Transposition of the Great Arteries (TGA) | Diagnosis & Treatment

How is transposition of the great arteries diagnosed?

If, during pregnancy, a routine prenatal ultrasound or other signs raise suspicion of a congenital heart defect in the fetus, a cardiac ultrasound of the baby in uterowill usually be the next step. The cardiac ultrasound can usually detect transposition of the great arteries (TGA).

If your newborn baby was born with a bluish tint to his skin, or if your child is experiencing certain symptoms, your pediatrician will immediately refer you to a pediatric cardiologist, who will perform a physical exam. Your child’s doctor will listen to your baby’s heart and lungs, measure the oxygen level in his blood (non-invasively) and make other observations that help to determine the diagnosis.

For most patients, a echocardiogram (cardiac ultrasound) and chest x-ray is all that’s needed to form a diagnosis. But in certain circumstances, other tests may be necessary:

What are the treatment options for transposition of the great arteries?

After birth, a newborn with transposition of the great arteries (TGA) will be admitted to Boston Children's Hospital's cardiac intensive care unit (CICU). Initially, he or she may be placed on oxygen or a ventilator to help with breathing, and IV (intravenous) medications may be given to help the heart and lungs function more efficiently.

Once stabilized, the baby's treatments may include:

Medication: Doctors may administer an IV (intravenous) medication (prostaglandin E1) to keep open the infant's ductus arteriosus (the prenatal connection between the aorta and the pulmonary artery, which usually closes shortly after birth, but which is now important as an alternative pathway for blood flow).

Cardiac catheterization: Before TGA surgery, doctors may perform a cardiac catheterization procedure called balloon atrial septostomy to improve the mixing of oxygen-rich (red) blood and oxygen-poor (blue) blood. A special catheter with a balloon in the tip is used to create or enlarge an opening in the atrial septum (wall between the left and right atria).

Surgery: Within a baby's first two weeks, transposition of the great arteries is surgically repaired through a procedure called an “arterial switch.” While supported by a heart-lung machine, the aorta and pulmonary arteries are disconnected, then “switched” and reconnected to their proper ventricles.

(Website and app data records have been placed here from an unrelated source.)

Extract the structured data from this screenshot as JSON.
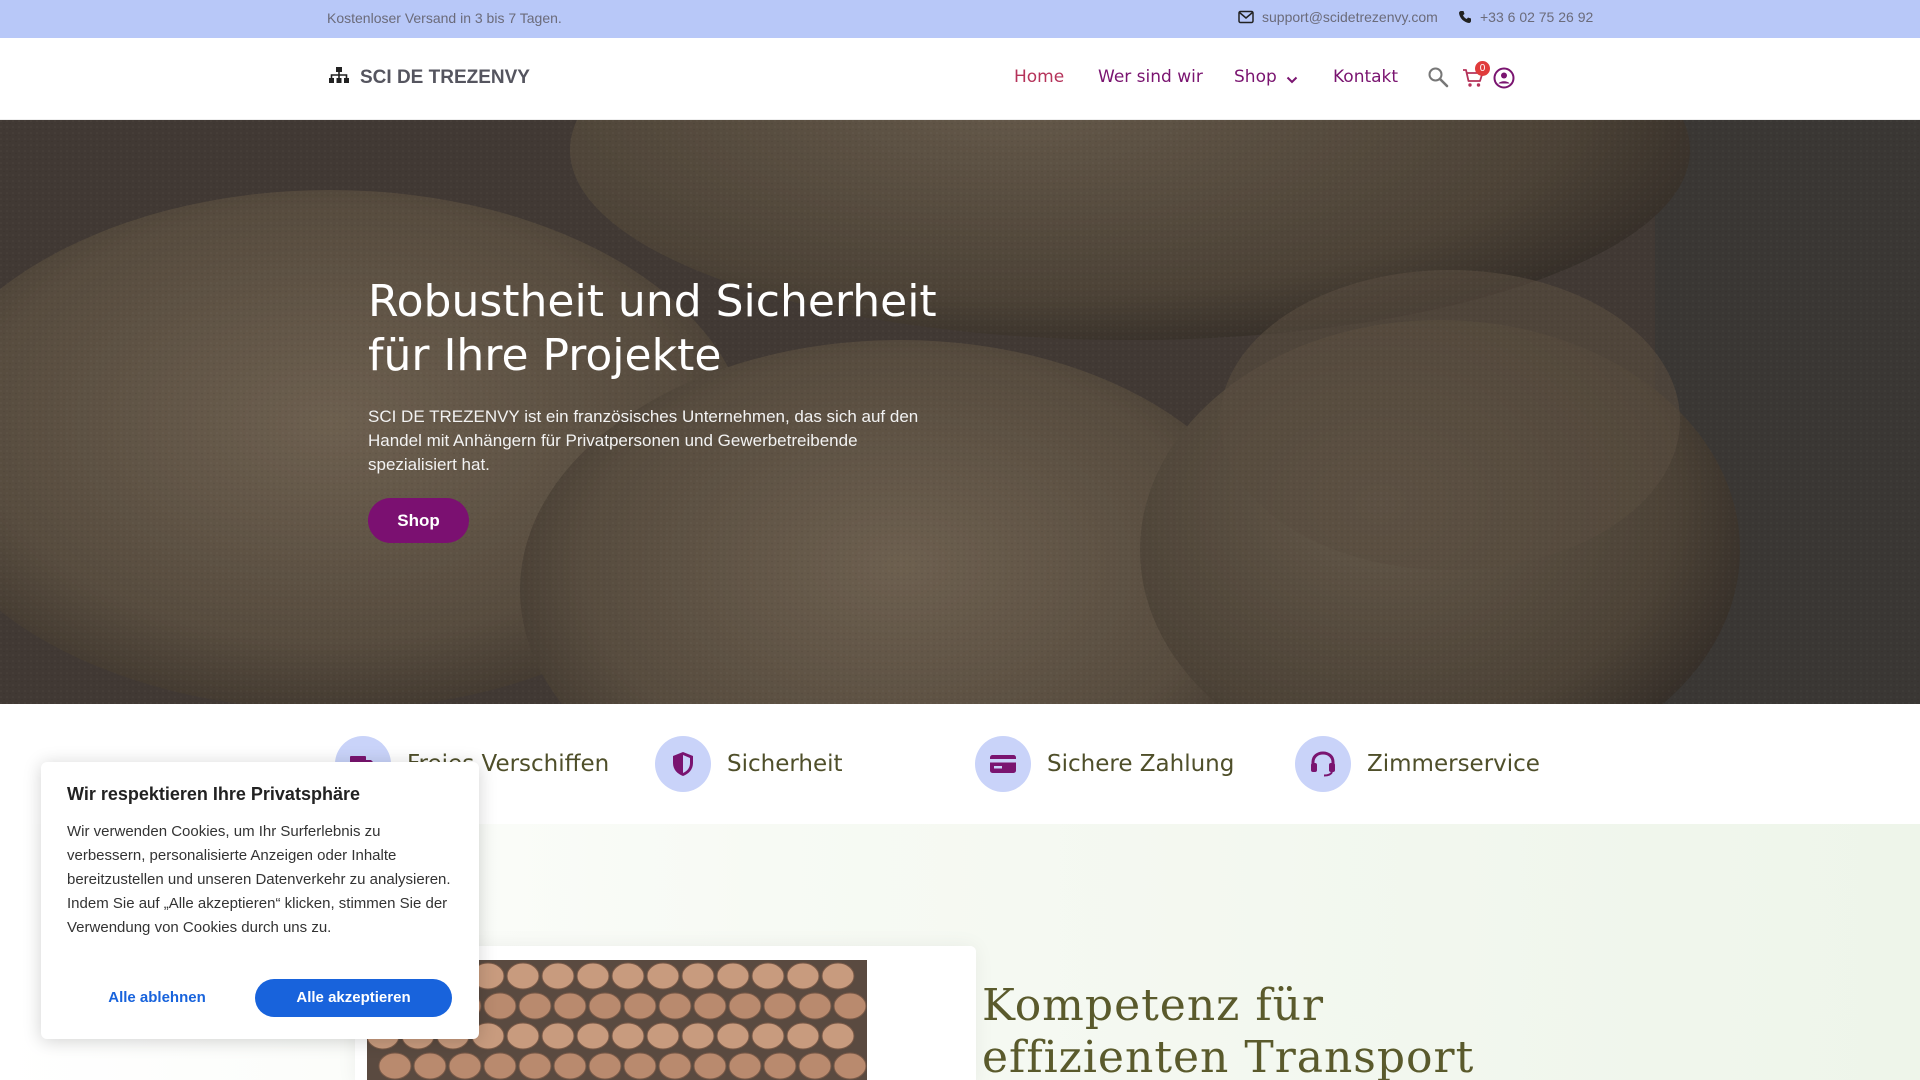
{
  "topbar": {
    "shipping_note": "Kostenloser Versand in 3 bis 7 Tagen.",
    "email": "support@scidetrezenvy.com",
    "phone": "+33 6 02 75 26 92"
  },
  "header": {
    "logo_text": "SCI DE TREZENVY",
    "nav": {
      "home": "Home",
      "about": "Wer sind wir",
      "shop": "Shop",
      "contact": "Kontakt"
    },
    "cart_count": "0"
  },
  "hero": {
    "title": "Robustheit und Sicherheit für Ihre Projekte",
    "text": "SCI DE TREZENVY ist ein französisches Unternehmen, das sich auf den Handel mit Anhängern für Privatpersonen und Gewerbetreibende spezialisiert hat.",
    "button": "Shop"
  },
  "features": [
    {
      "label": "Freies Verschiffen",
      "icon": "truck-icon"
    },
    {
      "label": "Sicherheit",
      "icon": "shield-icon"
    },
    {
      "label": "Sichere Zahlung",
      "icon": "credit-card-icon"
    },
    {
      "label": "Zimmerservice",
      "icon": "headset-icon"
    }
  ],
  "lower": {
    "title": "Kompetenz für effizienten Transport"
  },
  "cookie": {
    "title": "Wir respektieren Ihre Privatsphäre",
    "text": "Wir verwenden Cookies, um Ihr Surferlebnis zu verbessern, personalisierte Anzeigen oder Inhalte bereitzustellen und unseren Datenverkehr zu analysieren. Indem Sie auf „Alle akzeptieren“ klicken, stimmen Sie der Verwendung von Cookies durch uns zu.",
    "reject": "Alle ablehnen",
    "accept": "Alle akzeptieren"
  },
  "colors": {
    "topbar_bg": "#b8c8f8",
    "nav_text": "#7a1470",
    "nav_active": "#b5335a",
    "primary_button": "#7b1071",
    "feature_circle": "#c9d3f9",
    "cookie_button": "#1863dc"
  }
}
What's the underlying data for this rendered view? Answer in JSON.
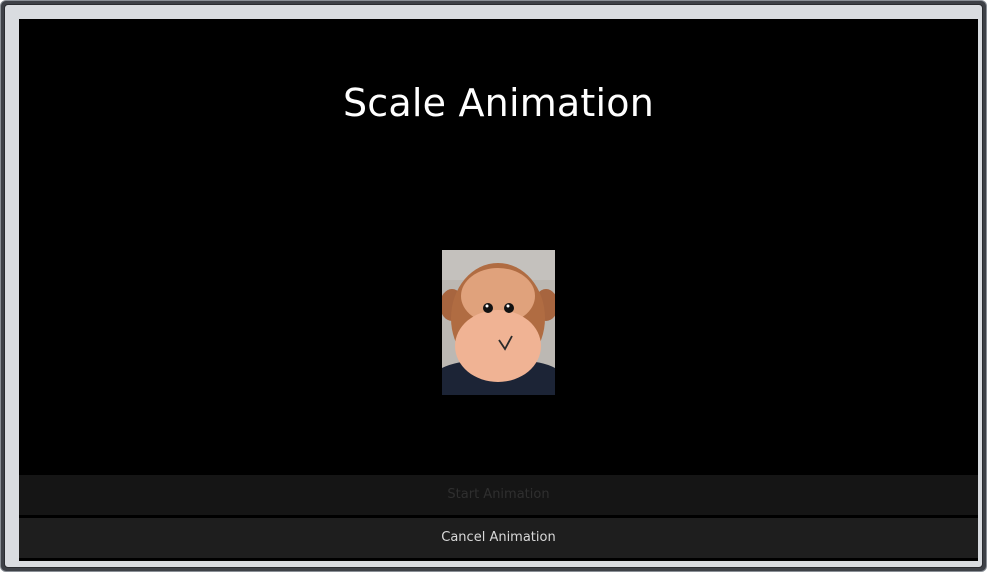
{
  "page": {
    "title": "Scale Animation"
  },
  "image": {
    "subject": "stuffed-monkey-toy"
  },
  "buttons": {
    "start_label": "Start Animation",
    "start_state": "disabled",
    "cancel_label": "Cancel Animation"
  },
  "colors": {
    "background": "#000000",
    "title_text": "#ffffff",
    "start_button_bg": "#151515",
    "start_button_text": "#2f2f2f",
    "cancel_button_bg": "#1e1e1e",
    "cancel_button_text": "#d8d8d8"
  }
}
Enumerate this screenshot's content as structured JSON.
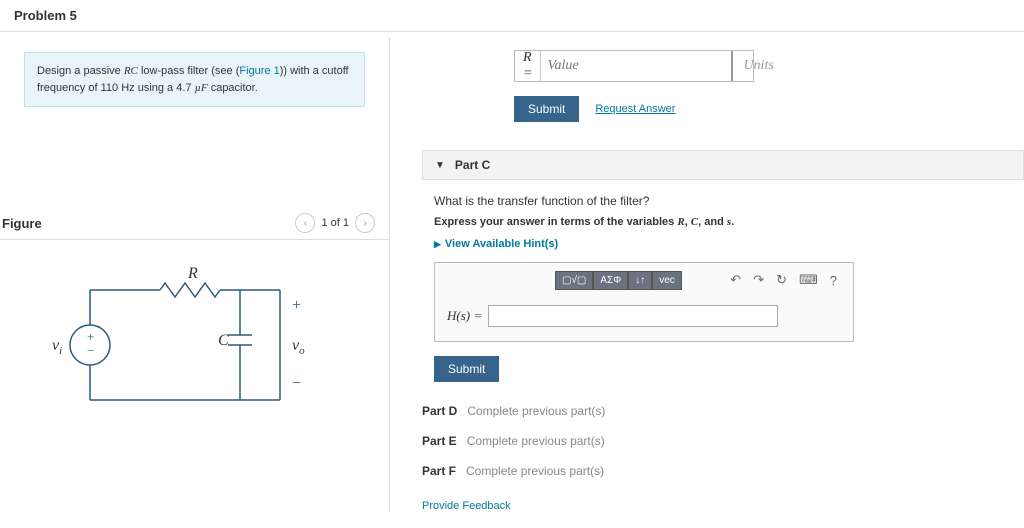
{
  "problem": {
    "title": "Problem 5"
  },
  "prompt": {
    "text_before": "Design a passive ",
    "rc": "RC",
    "text_mid1": " low-pass filter (see (",
    "figure_link": "Figure 1",
    "text_mid2": ")) with a cutoff frequency of 110 ",
    "hz": "Hz",
    "text_mid3": " using a 4.7 ",
    "uf": "µF",
    "text_end": " capacitor."
  },
  "figure": {
    "title": "Figure",
    "pager": "1 of 1",
    "labels": {
      "R": "R",
      "C": "C",
      "vi": "v",
      "vi_sub": "i",
      "vo": "v",
      "vo_sub": "o"
    }
  },
  "answerA": {
    "label": "R =",
    "value_placeholder": "Value",
    "units_placeholder": "Units",
    "submit": "Submit",
    "request": "Request Answer"
  },
  "partC": {
    "header": "Part C",
    "question": "What is the transfer function of the filter?",
    "instruction_before": "Express your answer in terms of the variables ",
    "instr_r": "R",
    "instr_c1": ", ",
    "instr_c": "C",
    "instr_c2": ", and ",
    "instr_s": "s",
    "instr_end": ".",
    "hints": "View Available Hint(s)",
    "toolbar": {
      "t1": "▢√▢",
      "t2": "ΑΣΦ",
      "t3": "↓↑",
      "t4": "vec"
    },
    "hs": "H(s) =",
    "submit": "Submit"
  },
  "locked": {
    "d": {
      "label": "Part D",
      "msg": "Complete previous part(s)"
    },
    "e": {
      "label": "Part E",
      "msg": "Complete previous part(s)"
    },
    "f": {
      "label": "Part F",
      "msg": "Complete previous part(s)"
    }
  },
  "feedback": "Provide Feedback"
}
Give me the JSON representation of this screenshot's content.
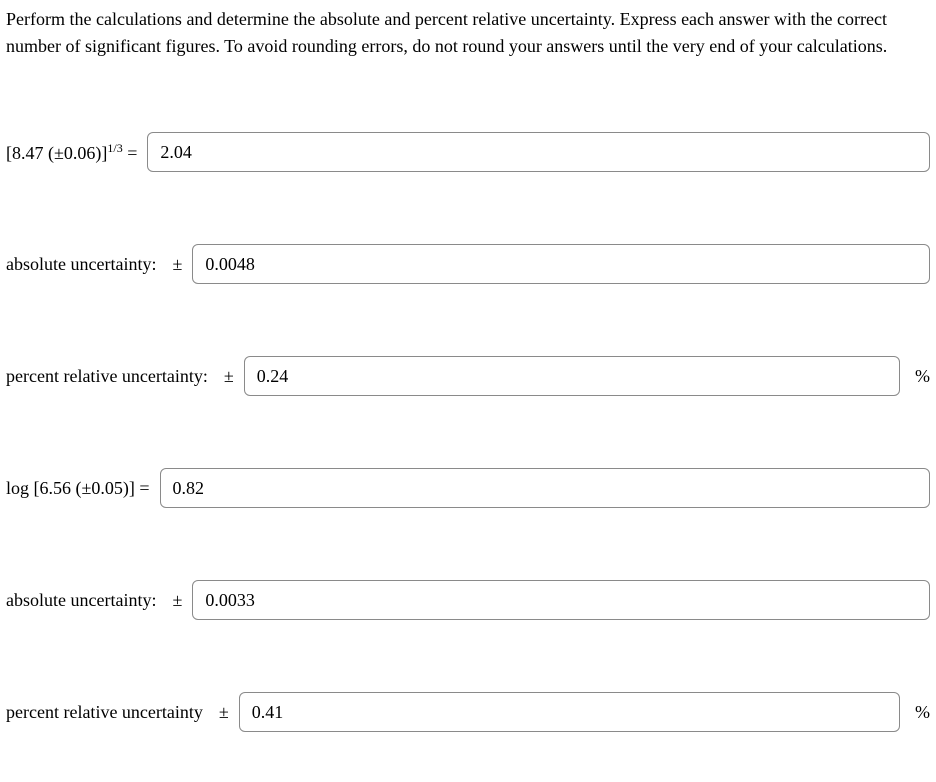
{
  "instructions": "Perform the calculations and determine the absolute and percent relative uncertainty. Express each answer with the correct number of significant figures. To avoid rounding errors, do not round your answers until the very end of your calculations.",
  "symbols": {
    "plus_minus": "±",
    "percent": "%"
  },
  "q1": {
    "expr_base": "[8.47 (±0.06)]",
    "expr_exp": "1/3",
    "equals": " =",
    "result_value": "2.04",
    "abs_label": "absolute uncertainty:",
    "abs_value": "0.0048",
    "pct_label": "percent relative uncertainty:",
    "pct_value": "0.24"
  },
  "q2": {
    "expr": "log [6.56 (±0.05)] =",
    "result_value": "0.82",
    "abs_label": "absolute uncertainty:",
    "abs_value": "0.0033",
    "pct_label": "percent relative uncertainty",
    "pct_value": "0.41"
  }
}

As part of the procedure, the coronary arteries are transferred to the new aorta. In addition, any holes between the chambers of the heart are closed. 

What is the long-term outlook for children with transposition of the great arteries?

The Heart Center team continues to refine their management of TGA and incorporate the latest innovations and research. Most children who've had TGA surgery recover and grow normally. Even so, your child will need periodic monitoring, since he or she may be at increased risk for arrhythmias, leaky valves, narrowing of the arteries and other heart issues.